▶ **What you should do**:
All lines holding the word "blaster" are to be copied from the records beneath.

--- Record excerpts Enclosed Below ---

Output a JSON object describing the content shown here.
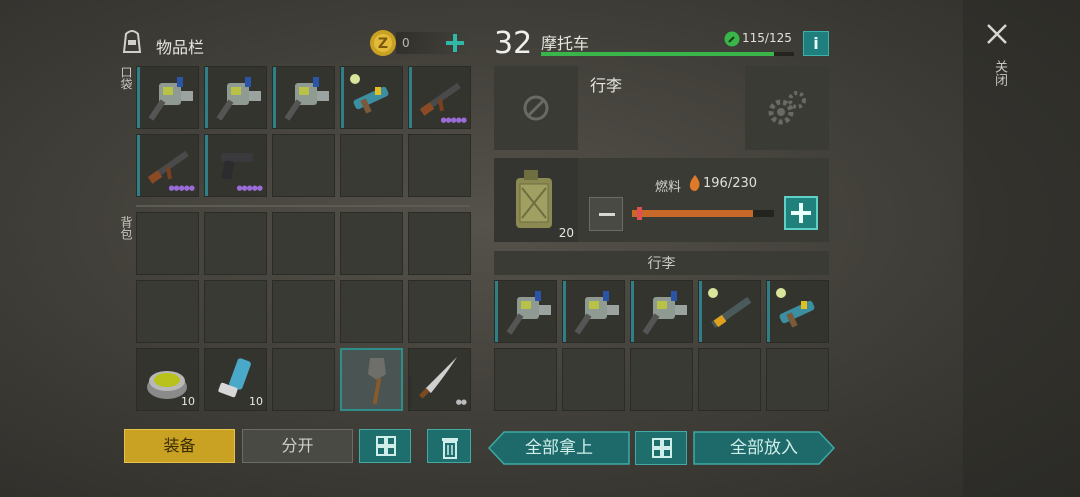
{
  "header": {
    "inventory_title": "物品栏",
    "coin_count": "0",
    "vehicle_level": "32",
    "vehicle_name": "摩托车",
    "durability": "115/125",
    "durability_fraction": 0.92,
    "info_button": "i"
  },
  "close": {
    "label": "关闭"
  },
  "inventory": {
    "pocket_label": "口袋",
    "backpack_label": "背包",
    "pocket": [
      {
        "item": "gun-flamethrower-icon",
        "dots": ""
      },
      {
        "item": "gun-flamethrower-icon",
        "dots": ""
      },
      {
        "item": "gun-flamethrower-icon",
        "dots": ""
      },
      {
        "item": "gun-blaster-icon",
        "dots": ""
      },
      {
        "item": "rifle-ak-icon",
        "dots": "●●●●●"
      },
      {
        "item": "rifle-ak-icon",
        "dots": "●●●●●"
      },
      {
        "item": "pistol-icon",
        "dots": "●●●●●"
      }
    ],
    "backpack_items": [
      {
        "item": "jar-icon",
        "count": "10"
      },
      {
        "item": "inhaler-icon",
        "count": "10"
      },
      {
        "item": "shovel-icon",
        "count": ""
      },
      {
        "item": "machete-icon",
        "count": "",
        "dots": "●●"
      }
    ]
  },
  "vehicle": {
    "luggage_title": "行李",
    "fuel_label": "燃料",
    "fuel_value": "196/230",
    "fuel_fraction": 0.85,
    "jerrycan_count": "20",
    "luggage_section": "行李",
    "luggage_items": [
      "gun-flamethrower-icon",
      "gun-flamethrower-icon",
      "gun-flamethrower-icon",
      "rifle-laser-icon",
      "gun-blaster-icon"
    ]
  },
  "buttons": {
    "equip": "装备",
    "split": "分开",
    "take_all": "全部拿上",
    "put_all": "全部放入"
  },
  "colors": {
    "accent_teal": "#2e8f8a",
    "gold": "#c9a224",
    "durability_green": "#39b54a",
    "fuel_orange": "#c8692a"
  }
}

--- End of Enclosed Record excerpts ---

▶ **Solution below**:
        "item": "gun-blaster-icon",
      "gun-blaster-icon"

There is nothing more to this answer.